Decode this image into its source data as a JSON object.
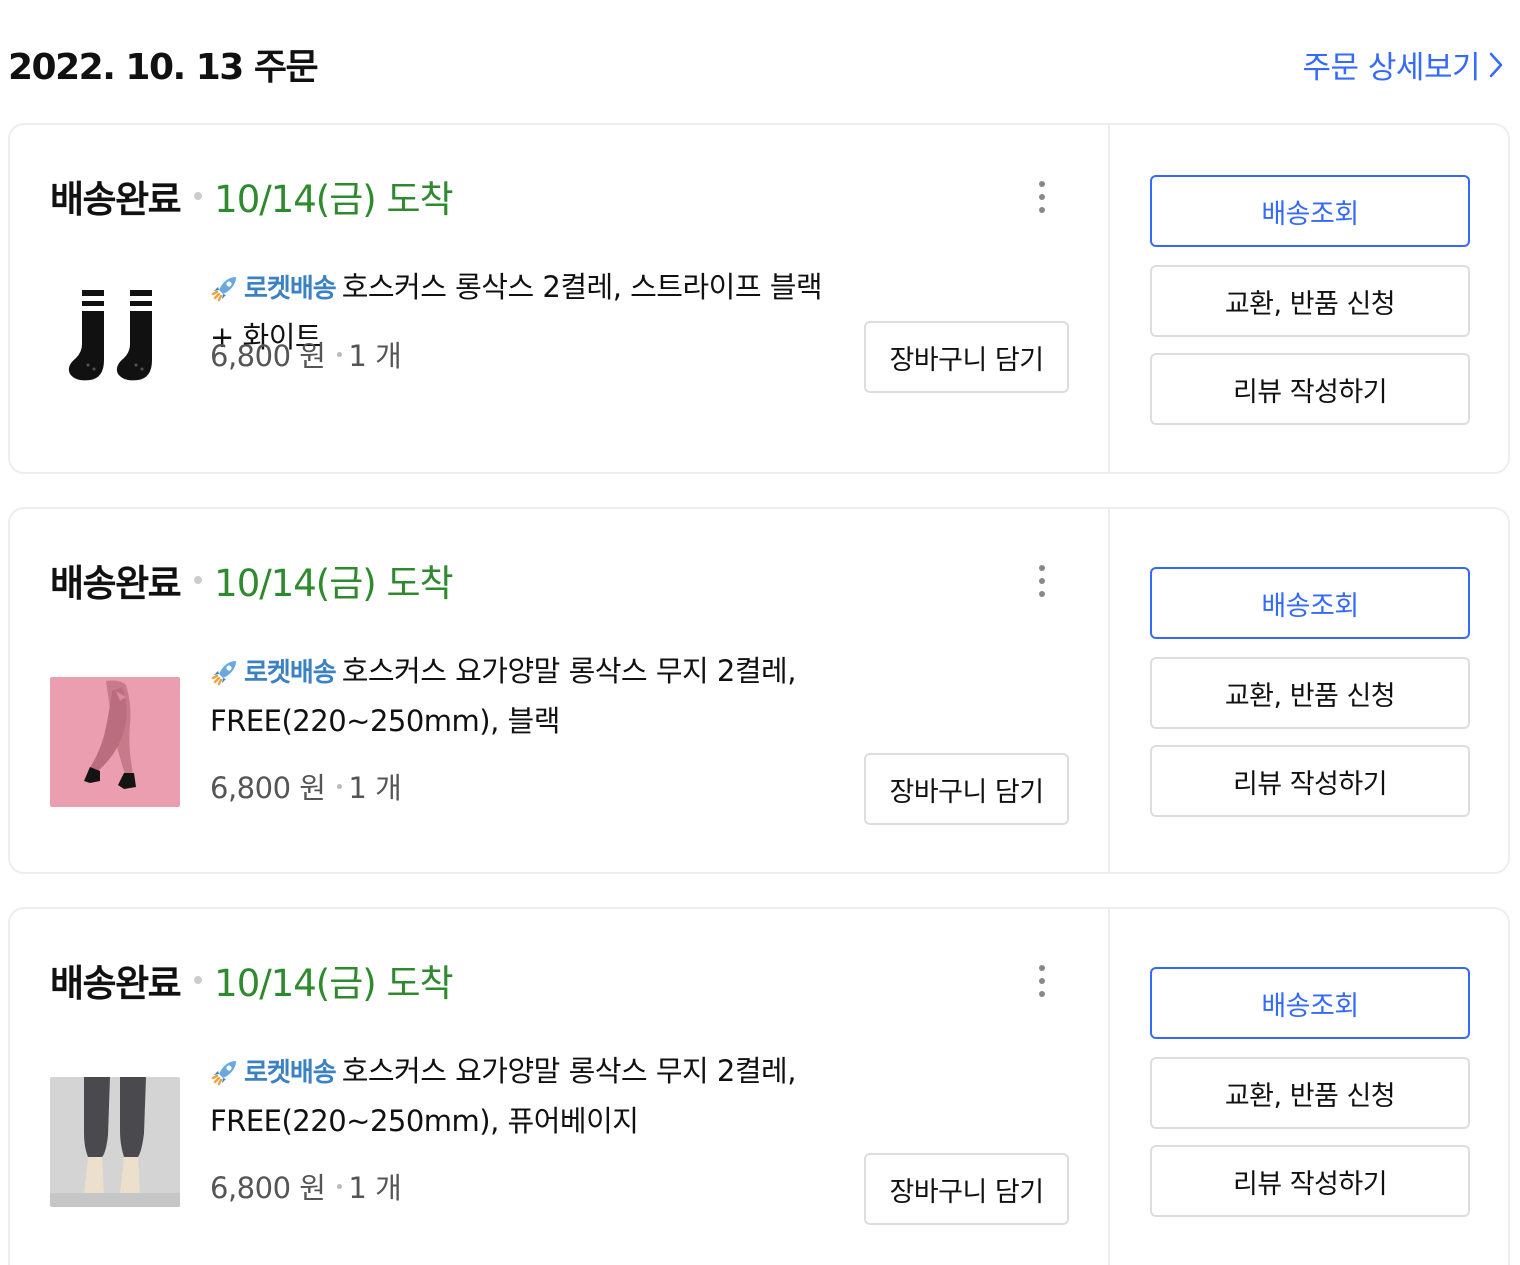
{
  "order": {
    "date_label": "2022. 10. 13 주문",
    "detail_link_label": "주문 상세보기",
    "colors": {
      "accent": "#346aff",
      "arrival": "#2f8a2f",
      "rocket": "#3b82c4"
    }
  },
  "items": [
    {
      "status": "배송완료",
      "arrival": "10/14(금) 도착",
      "rocket_label": "로켓배송",
      "title_lines": [
        "호스커스 롱삭스 2켤레, 스트라이프 블랙 + 화이트"
      ],
      "price": "6,800 원",
      "qty": "1 개",
      "cart_label": "장바구니 담기",
      "thumb": "black-striped-socks-image",
      "actions": {
        "track": "배송조회",
        "return": "교환, 반품 신청",
        "review": "리뷰 작성하기"
      }
    },
    {
      "status": "배송완료",
      "arrival": "10/14(금) 도착",
      "rocket_label": "로켓배송",
      "title_lines": [
        "호스커스 요가양말 롱삭스 무지 2켤레,",
        "FREE(220~250mm), 블랙"
      ],
      "price": "6,800 원",
      "qty": "1 개",
      "cart_label": "장바구니 담기",
      "thumb": "pink-background-yoga-socks-image",
      "actions": {
        "track": "배송조회",
        "return": "교환, 반품 신청",
        "review": "리뷰 작성하기"
      }
    },
    {
      "status": "배송완료",
      "arrival": "10/14(금) 도착",
      "rocket_label": "로켓배송",
      "title_lines": [
        "호스커스 요가양말 롱삭스 무지 2켤레,",
        "FREE(220~250mm), 퓨어베이지"
      ],
      "price": "6,800 원",
      "qty": "1 개",
      "cart_label": "장바구니 담기",
      "thumb": "beige-yoga-socks-image",
      "actions": {
        "track": "배송조회",
        "return": "교환, 반품 신청",
        "review": "리뷰 작성하기"
      }
    }
  ]
}
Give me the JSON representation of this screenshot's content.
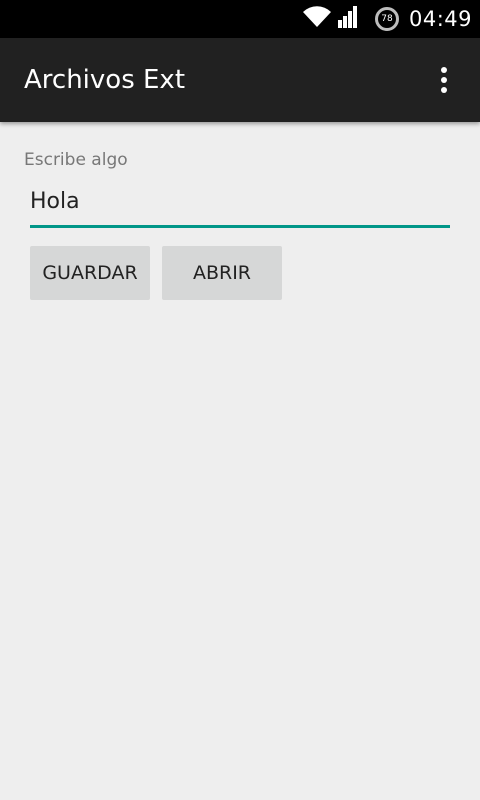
{
  "status_bar": {
    "battery_level": "78",
    "time": "04:49",
    "wifi_icon": "wifi-icon",
    "signal_icon": "cell-signal-icon",
    "battery_icon": "battery-ring-icon"
  },
  "app_bar": {
    "title": "Archivos Ext",
    "menu_icon": "overflow-menu-icon"
  },
  "form": {
    "label": "Escribe algo",
    "input_value": "Hola",
    "accent_color": "#009688"
  },
  "buttons": {
    "save_label": "GUARDAR",
    "open_label": "ABRIR"
  }
}
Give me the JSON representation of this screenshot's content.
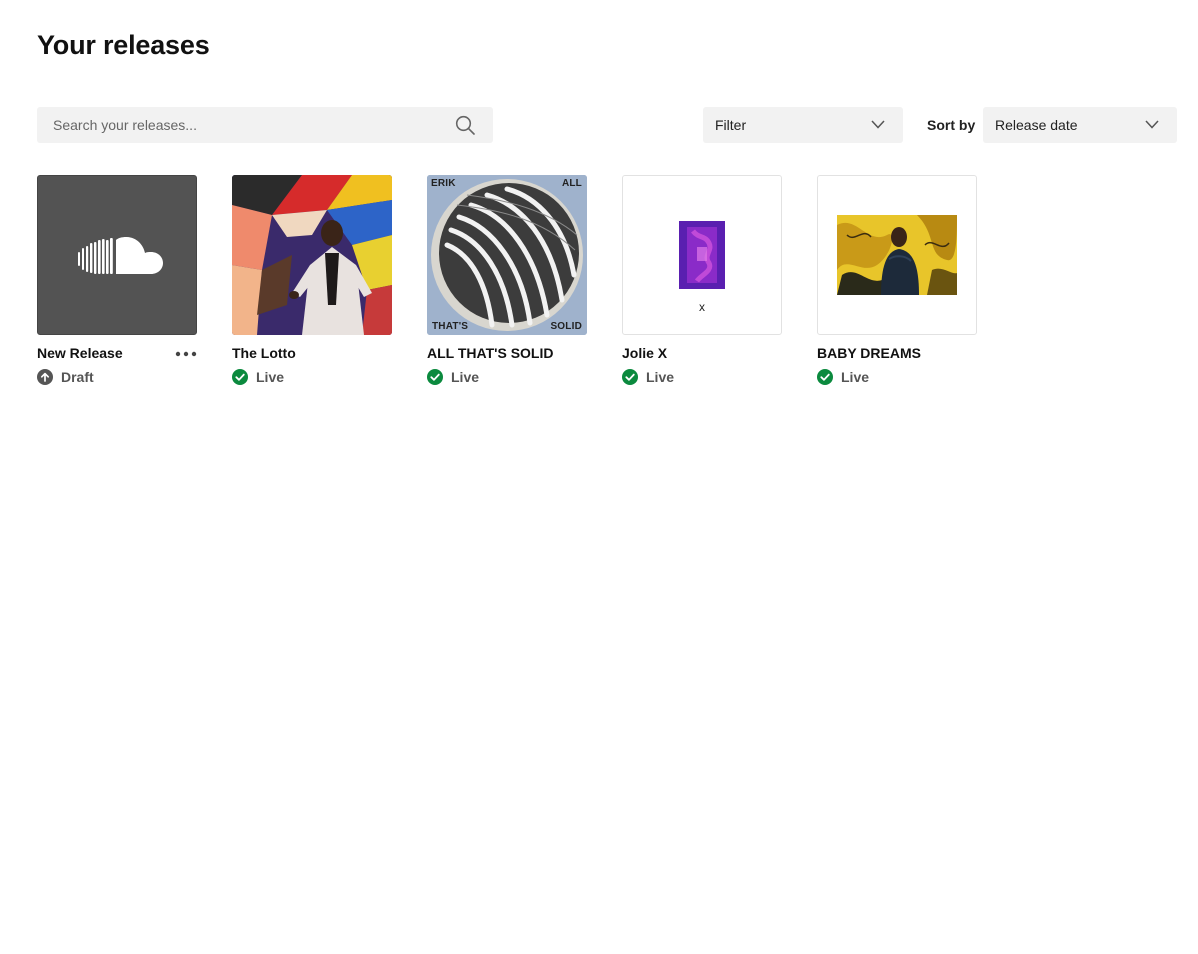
{
  "page": {
    "title": "Your releases"
  },
  "search": {
    "placeholder": "Search your releases..."
  },
  "filter": {
    "label": "Filter"
  },
  "sort": {
    "label": "Sort by",
    "value": "Release date"
  },
  "colors": {
    "live": "#0b8a3e",
    "draft": "#555555",
    "panel": "#f2f2f2",
    "new_release_bg": "#535353"
  },
  "releases": [
    {
      "title": "New Release",
      "status": "Draft",
      "status_icon": "upload-circle-icon",
      "art_icon": "soundcloud-logo-icon"
    },
    {
      "title": "The Lotto",
      "status": "Live",
      "status_icon": "check-circle-icon"
    },
    {
      "title": "ALL THAT'S SOLID",
      "status": "Live",
      "status_icon": "check-circle-icon",
      "art_text": {
        "top_left": "ERIK",
        "top_right": "ALL",
        "bottom_left": "THAT'S",
        "bottom_right": "SOLID"
      }
    },
    {
      "title": "Jolie X",
      "status": "Live",
      "status_icon": "check-circle-icon",
      "art_caption": "x"
    },
    {
      "title": "BABY DREAMS",
      "status": "Live",
      "status_icon": "check-circle-icon"
    }
  ]
}
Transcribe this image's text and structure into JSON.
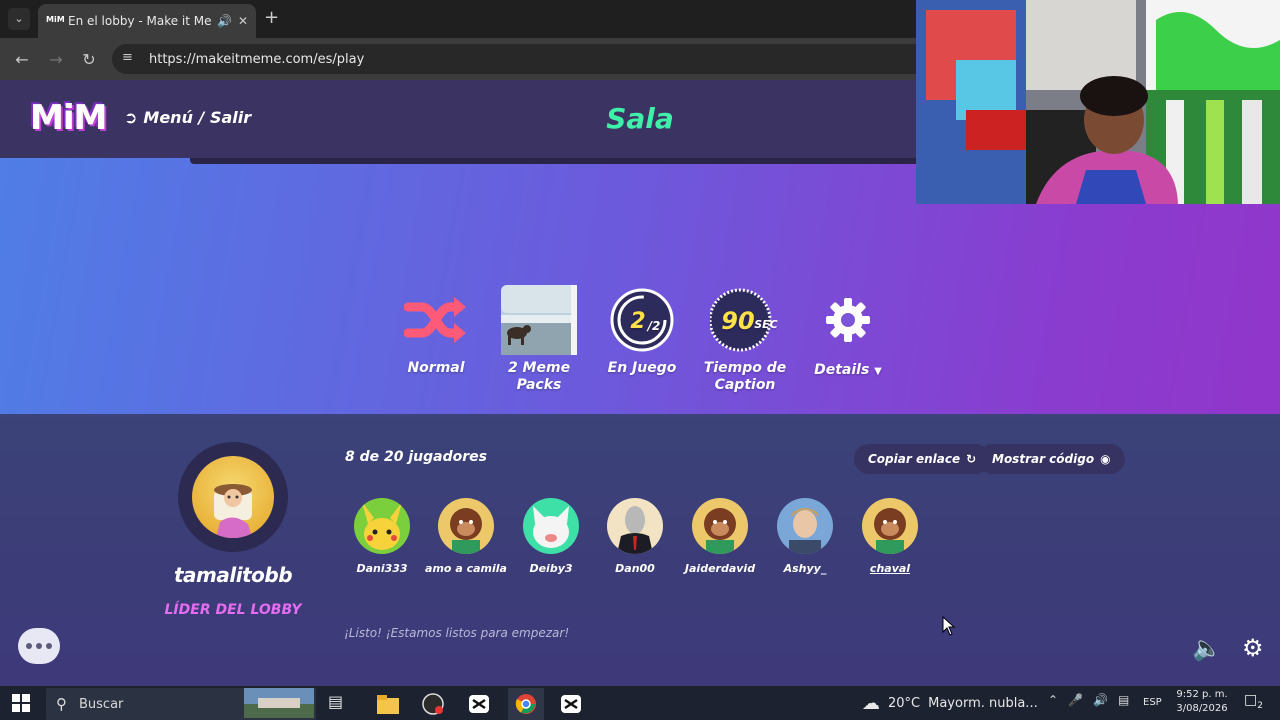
{
  "browser": {
    "tab_title": "En el lobby - Make it Meme",
    "tab_favicon": "MiM",
    "url": "https://makeitmeme.com/es/play"
  },
  "header": {
    "logo": "MiM",
    "menu_label": "Menú / Salir",
    "room_title": "Sala"
  },
  "options": [
    {
      "label": "Normal",
      "icon": "shuffle-icon"
    },
    {
      "label": "2 Meme Packs",
      "icon": "meme-pack-thumbnail"
    },
    {
      "label": "En Juego",
      "icon": "rounds-dial-icon",
      "value": "2",
      "of": "2"
    },
    {
      "label": "Tiempo de Caption",
      "icon": "timer-dial-icon",
      "value": "90",
      "unit": "SEC"
    },
    {
      "label": "Details",
      "icon": "gear-icon"
    }
  ],
  "lobby": {
    "leader_name": "tamalitobb",
    "leader_role": "LÍDER DEL LOBBY",
    "players_count": "8 de  20 jugadores",
    "copy_link": "Copiar enlace",
    "show_code": "Mostrar código",
    "ready_message": "¡Listo! ¡Estamos listos para empezar!",
    "players": [
      {
        "name": "Dani333",
        "avatar": "pikachu"
      },
      {
        "name": "amo a camila",
        "avatar": "monkey"
      },
      {
        "name": "Deiby3",
        "avatar": "white-cat"
      },
      {
        "name": "Dan00",
        "avatar": "stonks-man"
      },
      {
        "name": "Jaiderdavid",
        "avatar": "monkey"
      },
      {
        "name": "Ashyy_",
        "avatar": "woman"
      },
      {
        "name": "chaval",
        "avatar": "monkey"
      }
    ]
  },
  "taskbar": {
    "search_label": "Buscar",
    "weather_temp": "20°C",
    "weather_text": "Mayorm. nubla...",
    "language": "ESP",
    "time": "9:52 p. m.",
    "date": "3/08/2026",
    "notifications": "2"
  },
  "colors": {
    "accent_green": "#3ef0a8",
    "leader_pink": "#e46cf0",
    "header_bg": "#3b3462"
  }
}
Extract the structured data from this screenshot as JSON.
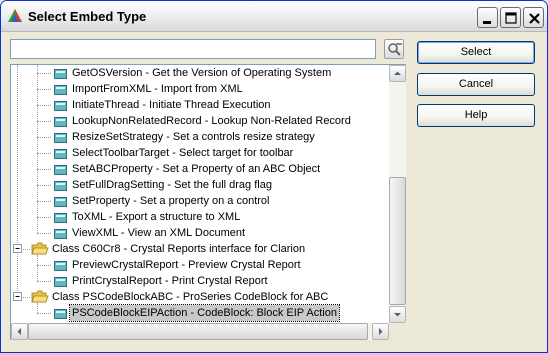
{
  "window": {
    "title": "Select Embed Type"
  },
  "icons": {
    "app": "triangle-logo-icon",
    "minimize": "minimize-icon",
    "maximize": "maximize-icon",
    "close": "close-icon",
    "search": "search-icon",
    "procedure": "procedure-icon",
    "folder": "folder-open-icon"
  },
  "search": {
    "value": "",
    "placeholder": ""
  },
  "buttons": {
    "select": "Select",
    "cancel": "Cancel",
    "help": "Help"
  },
  "tree": {
    "items": [
      {
        "text": "GetOSVersion - Get the Version of Operating System",
        "level": 2,
        "type": "procedure"
      },
      {
        "text": "ImportFromXML - Import from XML",
        "level": 2,
        "type": "procedure"
      },
      {
        "text": "InitiateThread - Initiate Thread Execution",
        "level": 2,
        "type": "procedure"
      },
      {
        "text": "LookupNonRelatedRecord - Lookup Non-Related Record",
        "level": 2,
        "type": "procedure"
      },
      {
        "text": "ResizeSetStrategy - Set a controls resize strategy",
        "level": 2,
        "type": "procedure"
      },
      {
        "text": "SelectToolbarTarget - Select target for toolbar",
        "level": 2,
        "type": "procedure"
      },
      {
        "text": "SetABCProperty - Set a Property of an ABC Object",
        "level": 2,
        "type": "procedure"
      },
      {
        "text": "SetFullDragSetting - Set the full drag flag",
        "level": 2,
        "type": "procedure"
      },
      {
        "text": "SetProperty - Set a property on a control",
        "level": 2,
        "type": "procedure"
      },
      {
        "text": "ToXML - Export a structure to XML",
        "level": 2,
        "type": "procedure"
      },
      {
        "text": "ViewXML - View an XML Document",
        "level": 2,
        "type": "procedure"
      },
      {
        "text": "Class C60Cr8 - Crystal Reports interface for Clarion",
        "level": 1,
        "type": "folder",
        "expanded": true
      },
      {
        "text": "PreviewCrystalReport - Preview Crystal Report",
        "level": 2,
        "type": "procedure"
      },
      {
        "text": "PrintCrystalReport - Print Crystal Report",
        "level": 2,
        "type": "procedure"
      },
      {
        "text": "Class PSCodeBlockABC - ProSeries CodeBlock for ABC",
        "level": 1,
        "type": "folder",
        "expanded": true
      },
      {
        "text": "PSCodeBlockEIPAction - CodeBlock: Block EIP Action",
        "level": 2,
        "type": "procedure",
        "selected": true
      }
    ]
  }
}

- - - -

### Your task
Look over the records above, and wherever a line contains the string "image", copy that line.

### Exercise answer
Decode this image into its source data as a JSON object.
      "thumb": "black-striped-socks-image",
      "thumb": "pink-background-yoga-socks-image",
      "thumb": "beige-yoga-socks-image",
Transcribe this image's text and structure into JSON.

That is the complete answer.